• _WHAT NEEDS TO BE DONE_
The expected output is each line in the data below that includes the string "JSON".

• _RAW DATA_
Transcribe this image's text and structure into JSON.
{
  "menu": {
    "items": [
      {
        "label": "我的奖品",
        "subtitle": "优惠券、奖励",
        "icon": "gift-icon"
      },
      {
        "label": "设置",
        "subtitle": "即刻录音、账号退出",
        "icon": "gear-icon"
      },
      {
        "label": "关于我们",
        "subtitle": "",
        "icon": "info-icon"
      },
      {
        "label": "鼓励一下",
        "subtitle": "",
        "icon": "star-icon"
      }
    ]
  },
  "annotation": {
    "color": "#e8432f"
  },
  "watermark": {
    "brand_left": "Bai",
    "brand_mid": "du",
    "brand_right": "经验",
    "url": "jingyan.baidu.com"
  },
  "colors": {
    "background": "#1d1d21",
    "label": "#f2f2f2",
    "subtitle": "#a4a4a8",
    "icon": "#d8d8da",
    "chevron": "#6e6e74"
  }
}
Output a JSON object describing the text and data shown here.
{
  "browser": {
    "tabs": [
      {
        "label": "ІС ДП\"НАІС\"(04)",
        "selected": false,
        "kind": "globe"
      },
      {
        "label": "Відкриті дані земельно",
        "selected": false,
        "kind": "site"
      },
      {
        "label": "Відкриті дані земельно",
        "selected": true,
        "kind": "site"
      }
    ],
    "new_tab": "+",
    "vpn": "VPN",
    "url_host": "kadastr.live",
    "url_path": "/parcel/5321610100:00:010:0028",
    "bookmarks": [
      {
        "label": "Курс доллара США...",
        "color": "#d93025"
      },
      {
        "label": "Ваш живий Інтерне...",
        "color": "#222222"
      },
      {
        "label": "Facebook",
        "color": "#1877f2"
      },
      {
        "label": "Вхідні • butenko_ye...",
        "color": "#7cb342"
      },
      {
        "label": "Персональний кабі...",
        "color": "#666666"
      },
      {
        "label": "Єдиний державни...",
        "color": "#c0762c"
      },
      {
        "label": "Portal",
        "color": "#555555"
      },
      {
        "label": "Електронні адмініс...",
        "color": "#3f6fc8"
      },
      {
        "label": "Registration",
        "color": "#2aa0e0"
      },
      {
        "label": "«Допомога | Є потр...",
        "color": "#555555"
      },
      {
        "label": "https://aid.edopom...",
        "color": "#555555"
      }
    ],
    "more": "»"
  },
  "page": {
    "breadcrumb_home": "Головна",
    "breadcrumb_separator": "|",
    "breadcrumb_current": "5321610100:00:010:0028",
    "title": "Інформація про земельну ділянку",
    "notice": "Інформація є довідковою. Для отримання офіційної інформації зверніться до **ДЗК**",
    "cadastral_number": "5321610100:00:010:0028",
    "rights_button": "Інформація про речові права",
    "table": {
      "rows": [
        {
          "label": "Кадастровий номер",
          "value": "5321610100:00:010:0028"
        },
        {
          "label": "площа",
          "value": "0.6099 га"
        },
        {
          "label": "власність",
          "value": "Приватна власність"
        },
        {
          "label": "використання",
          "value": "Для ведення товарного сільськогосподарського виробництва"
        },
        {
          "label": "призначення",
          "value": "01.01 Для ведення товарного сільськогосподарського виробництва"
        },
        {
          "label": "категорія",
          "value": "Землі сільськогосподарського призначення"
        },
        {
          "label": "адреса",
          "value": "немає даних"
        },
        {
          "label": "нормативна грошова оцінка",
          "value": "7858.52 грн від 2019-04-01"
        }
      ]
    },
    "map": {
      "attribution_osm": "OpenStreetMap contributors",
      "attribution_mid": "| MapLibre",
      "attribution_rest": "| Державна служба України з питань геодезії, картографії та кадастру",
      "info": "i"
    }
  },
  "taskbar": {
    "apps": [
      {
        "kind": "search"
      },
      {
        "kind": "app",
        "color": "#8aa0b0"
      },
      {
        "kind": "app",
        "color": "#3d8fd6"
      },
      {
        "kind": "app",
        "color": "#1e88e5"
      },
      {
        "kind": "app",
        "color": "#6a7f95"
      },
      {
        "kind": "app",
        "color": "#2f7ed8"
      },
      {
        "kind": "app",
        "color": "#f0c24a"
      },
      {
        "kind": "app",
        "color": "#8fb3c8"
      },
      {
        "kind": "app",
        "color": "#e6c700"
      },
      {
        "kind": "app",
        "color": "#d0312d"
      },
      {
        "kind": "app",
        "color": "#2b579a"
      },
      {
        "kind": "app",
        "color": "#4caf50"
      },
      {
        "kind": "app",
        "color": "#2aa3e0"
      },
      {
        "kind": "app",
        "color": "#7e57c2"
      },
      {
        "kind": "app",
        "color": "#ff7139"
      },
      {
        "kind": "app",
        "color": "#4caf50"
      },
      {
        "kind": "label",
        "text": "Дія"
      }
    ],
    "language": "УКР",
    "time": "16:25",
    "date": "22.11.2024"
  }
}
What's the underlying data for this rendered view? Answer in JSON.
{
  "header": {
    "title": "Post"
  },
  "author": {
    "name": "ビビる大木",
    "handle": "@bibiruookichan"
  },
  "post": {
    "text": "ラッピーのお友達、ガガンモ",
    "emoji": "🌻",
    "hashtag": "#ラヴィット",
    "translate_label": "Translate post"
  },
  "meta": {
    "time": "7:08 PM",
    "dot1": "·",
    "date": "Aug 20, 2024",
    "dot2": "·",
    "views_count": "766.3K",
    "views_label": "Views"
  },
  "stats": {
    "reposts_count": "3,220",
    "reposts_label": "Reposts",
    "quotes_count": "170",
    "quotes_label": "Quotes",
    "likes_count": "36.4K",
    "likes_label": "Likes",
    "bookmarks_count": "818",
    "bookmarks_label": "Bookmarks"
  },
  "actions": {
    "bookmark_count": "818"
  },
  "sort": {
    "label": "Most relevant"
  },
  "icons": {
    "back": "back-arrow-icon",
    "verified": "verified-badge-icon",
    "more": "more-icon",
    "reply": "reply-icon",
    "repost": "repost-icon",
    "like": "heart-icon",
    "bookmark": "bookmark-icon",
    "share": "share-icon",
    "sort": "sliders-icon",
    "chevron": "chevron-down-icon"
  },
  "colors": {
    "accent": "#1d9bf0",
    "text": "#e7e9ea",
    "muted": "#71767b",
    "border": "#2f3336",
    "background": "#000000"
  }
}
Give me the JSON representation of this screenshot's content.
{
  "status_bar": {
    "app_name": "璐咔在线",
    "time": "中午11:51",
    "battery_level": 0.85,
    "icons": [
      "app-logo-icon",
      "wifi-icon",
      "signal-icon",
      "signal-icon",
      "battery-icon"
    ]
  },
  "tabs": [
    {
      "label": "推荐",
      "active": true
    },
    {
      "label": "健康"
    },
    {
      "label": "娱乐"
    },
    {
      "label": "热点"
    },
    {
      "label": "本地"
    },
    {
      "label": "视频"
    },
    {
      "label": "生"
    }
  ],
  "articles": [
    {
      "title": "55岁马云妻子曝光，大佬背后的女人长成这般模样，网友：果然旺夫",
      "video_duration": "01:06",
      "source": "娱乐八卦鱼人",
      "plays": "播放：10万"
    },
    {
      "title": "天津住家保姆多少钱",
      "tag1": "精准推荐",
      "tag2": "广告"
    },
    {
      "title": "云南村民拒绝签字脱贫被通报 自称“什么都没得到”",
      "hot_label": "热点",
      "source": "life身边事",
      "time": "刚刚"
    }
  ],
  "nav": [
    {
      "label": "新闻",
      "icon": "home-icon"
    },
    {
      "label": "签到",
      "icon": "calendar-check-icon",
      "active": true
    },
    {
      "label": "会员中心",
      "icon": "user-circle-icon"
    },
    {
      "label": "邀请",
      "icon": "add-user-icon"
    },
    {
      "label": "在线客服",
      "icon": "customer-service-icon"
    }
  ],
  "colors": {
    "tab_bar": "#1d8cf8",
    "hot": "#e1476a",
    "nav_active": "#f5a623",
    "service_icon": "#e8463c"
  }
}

• _OUTPUT_
Transcribe this image's text and structure into JSON.
Output a JSON object describing the text and data shown here.
What's the underlying data for this rendered view? Answer in JSON.
Give me the JSON representation of this screenshot's content.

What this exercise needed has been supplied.